• _WHAT TO WORK ON_
Read through the lines below and copy the ones holding the string "screenshot".

• _DATA SUPPLIED_
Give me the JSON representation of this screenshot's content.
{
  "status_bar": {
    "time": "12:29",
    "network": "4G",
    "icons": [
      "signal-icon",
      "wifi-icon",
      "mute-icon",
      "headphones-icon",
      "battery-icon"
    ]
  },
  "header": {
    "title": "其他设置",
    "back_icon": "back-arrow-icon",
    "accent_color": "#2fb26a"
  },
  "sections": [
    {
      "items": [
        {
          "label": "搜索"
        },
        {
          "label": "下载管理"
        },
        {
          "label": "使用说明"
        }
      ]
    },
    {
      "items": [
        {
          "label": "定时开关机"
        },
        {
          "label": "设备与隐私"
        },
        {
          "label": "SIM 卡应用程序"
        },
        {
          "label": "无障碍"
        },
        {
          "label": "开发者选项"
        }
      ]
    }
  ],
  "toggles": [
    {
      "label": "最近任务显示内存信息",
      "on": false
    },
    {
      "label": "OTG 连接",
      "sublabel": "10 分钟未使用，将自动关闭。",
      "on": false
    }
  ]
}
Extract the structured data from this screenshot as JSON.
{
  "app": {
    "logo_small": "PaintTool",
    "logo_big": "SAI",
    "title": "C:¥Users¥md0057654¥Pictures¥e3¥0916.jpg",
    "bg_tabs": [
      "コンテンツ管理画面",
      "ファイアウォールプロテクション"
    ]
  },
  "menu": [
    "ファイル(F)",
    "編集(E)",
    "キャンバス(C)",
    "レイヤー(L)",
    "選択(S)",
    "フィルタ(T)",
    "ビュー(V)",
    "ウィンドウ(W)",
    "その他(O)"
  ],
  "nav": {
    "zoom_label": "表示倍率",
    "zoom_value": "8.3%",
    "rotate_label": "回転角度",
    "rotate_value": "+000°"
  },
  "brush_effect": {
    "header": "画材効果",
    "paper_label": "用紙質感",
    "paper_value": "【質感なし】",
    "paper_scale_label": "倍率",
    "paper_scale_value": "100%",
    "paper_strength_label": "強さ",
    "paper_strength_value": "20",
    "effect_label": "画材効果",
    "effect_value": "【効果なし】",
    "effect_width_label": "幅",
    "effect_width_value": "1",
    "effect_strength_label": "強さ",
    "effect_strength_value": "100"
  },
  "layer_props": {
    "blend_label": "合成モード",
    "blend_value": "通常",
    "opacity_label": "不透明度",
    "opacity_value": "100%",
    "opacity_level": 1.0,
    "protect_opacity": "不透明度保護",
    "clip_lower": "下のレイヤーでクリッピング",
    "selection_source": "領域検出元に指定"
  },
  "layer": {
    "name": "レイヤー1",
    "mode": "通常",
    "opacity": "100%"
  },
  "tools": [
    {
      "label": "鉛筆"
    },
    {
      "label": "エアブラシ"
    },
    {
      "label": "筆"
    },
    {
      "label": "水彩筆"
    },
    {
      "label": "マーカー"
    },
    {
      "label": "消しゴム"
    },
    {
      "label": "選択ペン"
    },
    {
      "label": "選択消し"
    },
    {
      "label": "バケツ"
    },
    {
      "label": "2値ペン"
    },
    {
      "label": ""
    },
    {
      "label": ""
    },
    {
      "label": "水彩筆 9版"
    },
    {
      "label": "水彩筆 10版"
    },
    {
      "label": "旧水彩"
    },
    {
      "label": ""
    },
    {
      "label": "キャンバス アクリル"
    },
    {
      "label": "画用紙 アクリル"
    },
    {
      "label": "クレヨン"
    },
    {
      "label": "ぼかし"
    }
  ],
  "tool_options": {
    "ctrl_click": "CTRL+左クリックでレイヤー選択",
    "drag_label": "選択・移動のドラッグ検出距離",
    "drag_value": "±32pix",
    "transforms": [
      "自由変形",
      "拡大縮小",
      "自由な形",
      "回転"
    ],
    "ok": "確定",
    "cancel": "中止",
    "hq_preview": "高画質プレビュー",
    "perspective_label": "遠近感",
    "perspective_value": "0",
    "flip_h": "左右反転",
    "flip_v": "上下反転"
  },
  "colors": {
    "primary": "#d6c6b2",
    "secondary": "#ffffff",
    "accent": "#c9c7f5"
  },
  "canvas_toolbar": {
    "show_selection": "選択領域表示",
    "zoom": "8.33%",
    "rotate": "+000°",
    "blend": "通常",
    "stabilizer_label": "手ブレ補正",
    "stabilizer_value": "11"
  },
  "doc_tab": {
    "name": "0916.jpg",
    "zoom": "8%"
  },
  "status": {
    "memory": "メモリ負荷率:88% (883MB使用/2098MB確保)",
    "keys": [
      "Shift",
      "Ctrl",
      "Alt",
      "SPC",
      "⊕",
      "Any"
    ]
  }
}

• _ANSWER TO THIS EXERCISE_
Give me the JSON representation of this screenshot's content.
Extract the structured data from this screenshot as JSON.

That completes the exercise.